**Exercise details:** Repeat each line of the data exactly as written.

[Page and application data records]
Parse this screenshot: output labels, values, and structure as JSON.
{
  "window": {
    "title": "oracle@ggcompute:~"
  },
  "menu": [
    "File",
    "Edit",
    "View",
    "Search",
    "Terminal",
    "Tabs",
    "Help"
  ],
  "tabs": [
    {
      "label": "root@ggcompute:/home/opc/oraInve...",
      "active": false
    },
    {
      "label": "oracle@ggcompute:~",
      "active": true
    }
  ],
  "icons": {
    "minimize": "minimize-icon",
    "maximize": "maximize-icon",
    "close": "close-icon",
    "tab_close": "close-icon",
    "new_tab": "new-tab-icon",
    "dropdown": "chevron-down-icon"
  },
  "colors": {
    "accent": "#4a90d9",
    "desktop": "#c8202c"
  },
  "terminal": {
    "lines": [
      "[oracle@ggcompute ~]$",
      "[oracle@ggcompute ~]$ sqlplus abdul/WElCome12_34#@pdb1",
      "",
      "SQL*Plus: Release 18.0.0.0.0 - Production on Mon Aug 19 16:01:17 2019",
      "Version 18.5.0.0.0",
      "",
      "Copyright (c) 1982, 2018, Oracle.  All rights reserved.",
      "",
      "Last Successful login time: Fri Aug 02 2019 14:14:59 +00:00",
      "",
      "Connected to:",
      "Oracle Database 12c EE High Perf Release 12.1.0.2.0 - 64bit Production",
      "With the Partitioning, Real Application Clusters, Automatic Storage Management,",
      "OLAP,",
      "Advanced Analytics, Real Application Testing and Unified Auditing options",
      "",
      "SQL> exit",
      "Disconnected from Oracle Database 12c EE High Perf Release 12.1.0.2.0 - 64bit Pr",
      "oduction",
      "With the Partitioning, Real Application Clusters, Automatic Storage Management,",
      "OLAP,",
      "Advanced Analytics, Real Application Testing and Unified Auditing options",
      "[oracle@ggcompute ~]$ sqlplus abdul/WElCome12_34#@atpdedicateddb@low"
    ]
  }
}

**Exercise answer:**
Parse this screenshot: output labels, values, and structure as JSON.
{
  "window": {
    "title": "oracle@ggcompute:~"
  },
  "menu": [
    "File",
    "Edit",
    "View",
    "Search",
    "Terminal",
    "Tabs",
    "Help"
  ],
  "tabs": [
    {
      "label": "root@ggcompute:/home/opc/oraInve...",
      "active": false
    },
    {
      "label": "oracle@ggcompute:~",
      "active": true
    }
  ],
  "icons": {
    "minimize": "minimize-icon",
    "maximize": "maximize-icon",
    "close": "close-icon",
    "tab_close": "close-icon",
    "new_tab": "new-tab-icon",
    "dropdown": "chevron-down-icon"
  },
  "colors": {
    "accent": "#4a90d9",
    "desktop": "#c8202c"
  },
  "terminal": {
    "lines": [
      "[oracle@ggcompute ~]$",
      "[oracle@ggcompute ~]$ sqlplus abdul/WElCome12_34#@pdb1",
      "",
      "SQL*Plus: Release 18.0.0.0.0 - Production on Mon Aug 19 16:01:17 2019",
      "Version 18.5.0.0.0",
      "",
      "Copyright (c) 1982, 2018, Oracle.  All rights reserved.",
      "",
      "Last Successful login time: Fri Aug 02 2019 14:14:59 +00:00",
      "",
      "Connected to:",
      "Oracle Database 12c EE High Perf Release 12.1.0.2.0 - 64bit Production",
      "With the Partitioning, Real Application Clusters, Automatic Storage Management,",
      "OLAP,",
      "Advanced Analytics, Real Application Testing and Unified Auditing options",
      "",
      "SQL> exit",
      "Disconnected from Oracle Database 12c EE High Perf Release 12.1.0.2.0 - 64bit Pr",
      "oduction",
      "With the Partitioning, Real Application Clusters, Automatic Storage Management,",
      "OLAP,",
      "Advanced Analytics, Real Application Testing and Unified Auditing options",
      "[oracle@ggcompute ~]$ sqlplus abdul/WElCome12_34#@atpdedicateddb@low"
    ]
  }
}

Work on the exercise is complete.